**Task statement**
Which lines of the records below contain the word "title"? Copy each of them out.

*** Material for this task

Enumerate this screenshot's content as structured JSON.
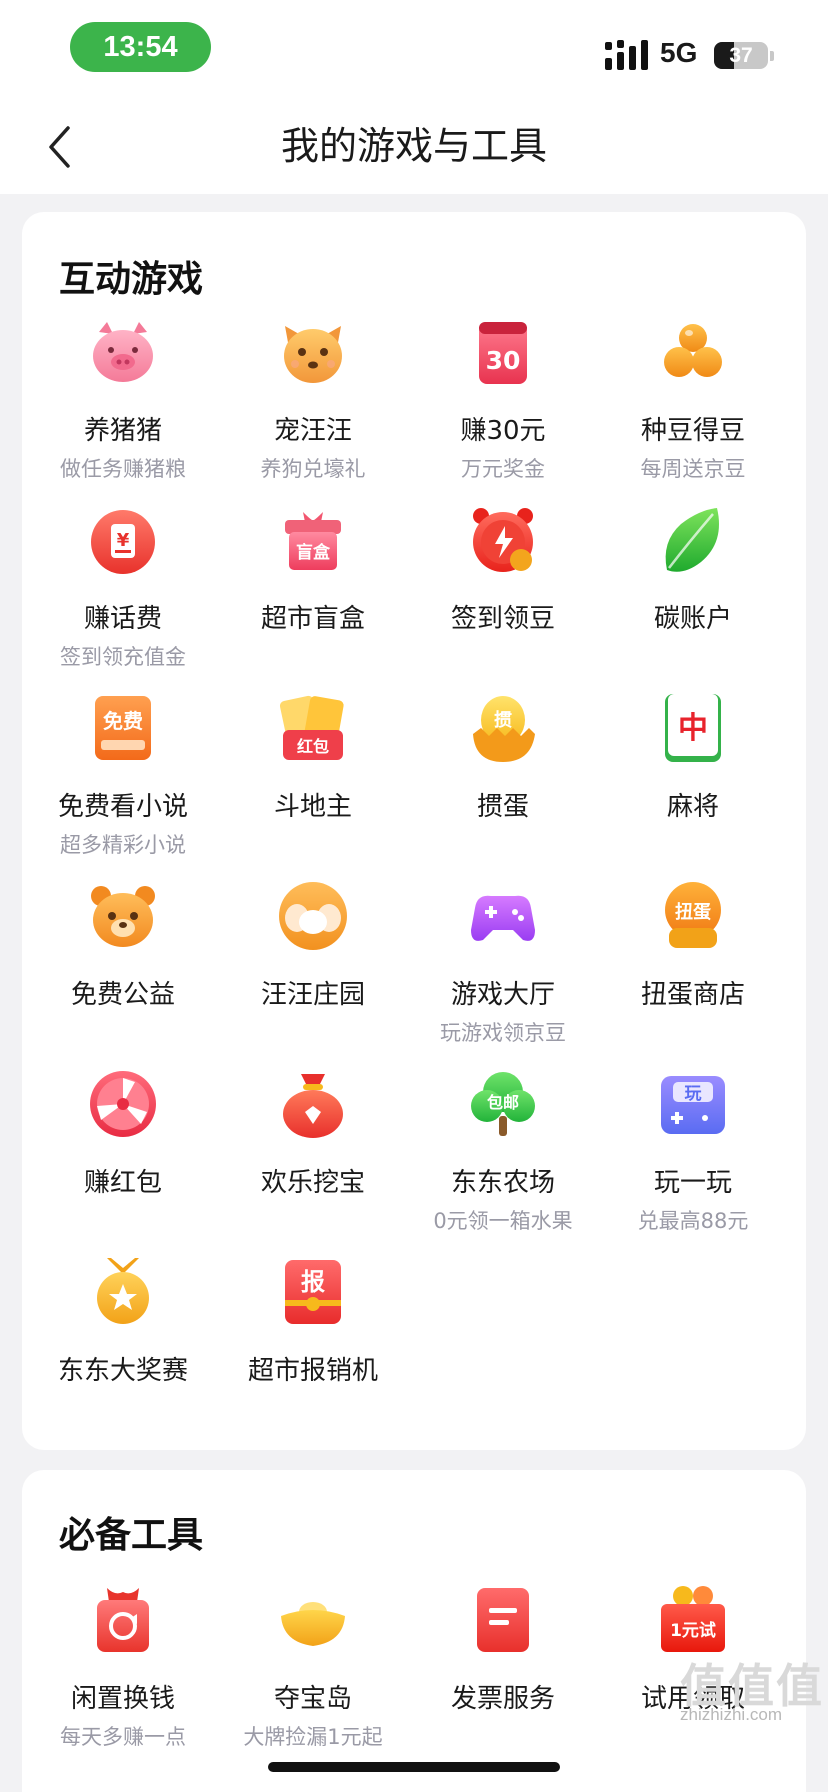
{
  "status_bar": {
    "time": "13:54",
    "network": "5G",
    "battery": "37",
    "battery_level": 0.37
  },
  "nav": {
    "title": "我的游戏与工具"
  },
  "games": {
    "title": "互动游戏",
    "items": [
      {
        "label": "养猪猪",
        "sub": "做任务赚猪粮",
        "icon": "pig-icon"
      },
      {
        "label": "宠汪汪",
        "sub": "养狗兑壕礼",
        "icon": "dog-icon"
      },
      {
        "label": "赚30元",
        "sub": "万元奖金",
        "icon": "calendar-30-icon",
        "icon_text": "30"
      },
      {
        "label": "种豆得豆",
        "sub": "每周送京豆",
        "icon": "beans-icon"
      },
      {
        "label": "赚话费",
        "sub": "签到领充值金",
        "icon": "yuan-coin-icon",
        "icon_text": "¥"
      },
      {
        "label": "超市盲盒",
        "sub": "",
        "icon": "gift-box-icon",
        "icon_text": "盲盒"
      },
      {
        "label": "签到领豆",
        "sub": "",
        "icon": "alarm-clock-icon"
      },
      {
        "label": "碳账户",
        "sub": "",
        "icon": "leaf-icon"
      },
      {
        "label": "免费看小说",
        "sub": "超多精彩小说",
        "icon": "book-icon",
        "icon_text": "免费"
      },
      {
        "label": "斗地主",
        "sub": "",
        "icon": "cards-icon",
        "icon_text": "红包"
      },
      {
        "label": "掼蛋",
        "sub": "",
        "icon": "egg-icon",
        "icon_text": "掼"
      },
      {
        "label": "麻将",
        "sub": "",
        "icon": "mahjong-tile-icon",
        "icon_text": "中"
      },
      {
        "label": "免费公益",
        "sub": "",
        "icon": "bear-icon"
      },
      {
        "label": "汪汪庄园",
        "sub": "",
        "icon": "puppy-face-icon"
      },
      {
        "label": "游戏大厅",
        "sub": "玩游戏领京豆",
        "icon": "gamepad-icon"
      },
      {
        "label": "扭蛋商店",
        "sub": "",
        "icon": "capsule-machine-icon",
        "icon_text": "扭蛋"
      },
      {
        "label": "赚红包",
        "sub": "",
        "icon": "wheel-icon"
      },
      {
        "label": "欢乐挖宝",
        "sub": "",
        "icon": "treasure-bag-icon"
      },
      {
        "label": "东东农场",
        "sub": "0元领一箱水果",
        "icon": "tree-icon",
        "icon_text": "包邮"
      },
      {
        "label": "玩一玩",
        "sub": "兑最高88元",
        "icon": "play-ticket-icon",
        "icon_text": "玩"
      },
      {
        "label": "东东大奖赛",
        "sub": "",
        "icon": "medal-icon"
      },
      {
        "label": "超市报销机",
        "sub": "",
        "icon": "receipt-icon",
        "icon_text": "报"
      }
    ]
  },
  "tools": {
    "title": "必备工具",
    "items": [
      {
        "label": "闲置换钱",
        "sub": "每天多赚一点",
        "icon": "recycle-box-icon"
      },
      {
        "label": "夺宝岛",
        "sub": "大牌捡漏1元起",
        "icon": "gold-ingot-icon"
      },
      {
        "label": "发票服务",
        "sub": "",
        "icon": "invoice-icon"
      },
      {
        "label": "试用领取",
        "sub": "",
        "icon": "trial-bag-icon",
        "icon_text": "1元试"
      }
    ]
  },
  "watermark": {
    "text": "zhizhizhi.com",
    "glyph": "值值值"
  }
}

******

**Task solution**
    "title": "我的游戏与工具"
    "title": "互动游戏",
    "title": "必备工具",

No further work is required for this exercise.